# [REQUIREMENT]
Among the records below, find each line containing the word "title" and copy it.

Start of Block

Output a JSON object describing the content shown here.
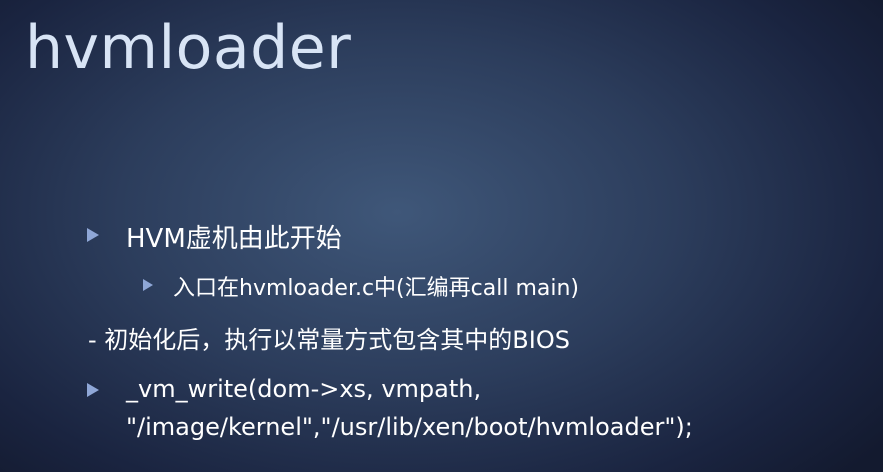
{
  "slide": {
    "title": "hvmloader",
    "bullets": [
      {
        "text": "HVM虚机由此开始"
      },
      {
        "text": "入口在hvmloader.c中(汇编再call main)"
      },
      {
        "text": "- 初始化后，执行以常量方式包含其中的BIOS"
      },
      {
        "line1": "_vm_write(dom->xs, vmpath,",
        "line2": "\"/image/kernel\",\"/usr/lib/xen/boot/hvmloader\");"
      }
    ],
    "colors": {
      "background_center": "#3f5779",
      "background_edge": "#131a2f",
      "title": "#d8e4f5",
      "bullet_marker": "#8fa7d7",
      "text": "#ffffff"
    }
  }
}
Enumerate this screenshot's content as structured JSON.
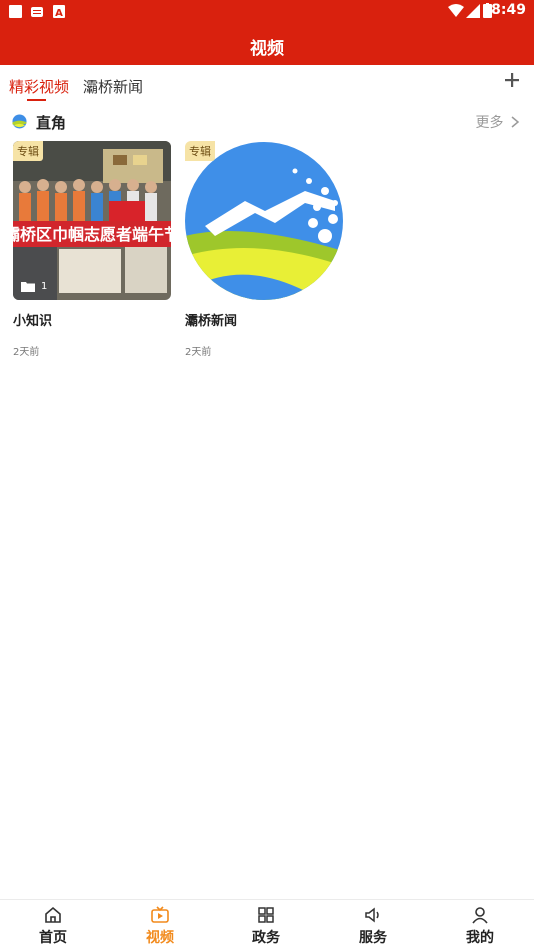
{
  "status_bar": {
    "time": "8:49"
  },
  "header": {
    "title": "视频"
  },
  "tabs": [
    {
      "label": "精彩视频"
    },
    {
      "label": "灞桥新闻"
    }
  ],
  "section": {
    "title": "直角",
    "more_label": "更多"
  },
  "cards": [
    {
      "badge": "专辑",
      "title": "小知识",
      "time": "2天前",
      "count": "1",
      "banner_text": "灞桥区巾帼志愿者端午节"
    },
    {
      "badge": "专辑",
      "title": "灞桥新闻",
      "time": "2天前"
    }
  ],
  "bottom_nav": [
    {
      "label": "首页",
      "icon": "home-icon"
    },
    {
      "label": "视频",
      "icon": "tv-icon"
    },
    {
      "label": "政务",
      "icon": "grid-icon"
    },
    {
      "label": "服务",
      "icon": "speaker-icon"
    },
    {
      "label": "我的",
      "icon": "person-icon"
    }
  ],
  "colors": {
    "brand": "#d9210e",
    "nav_active": "#f28a1c",
    "badge": "#f6e3a6"
  }
}
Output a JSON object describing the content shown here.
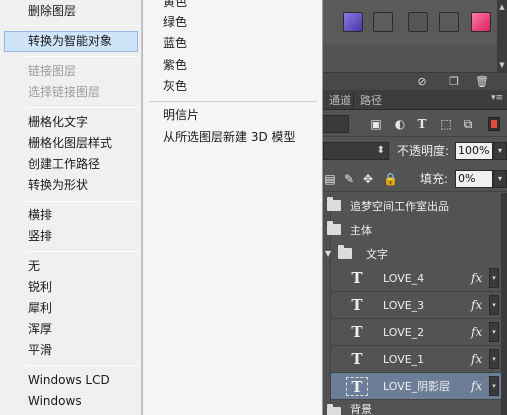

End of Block

# [RESULT]
    "title": "hvmloader",
      "title": "#d8e4f5",
    "title": "视频"
    "title": "直角",
      "title": "小知识",
      "title": "灞桥新闻",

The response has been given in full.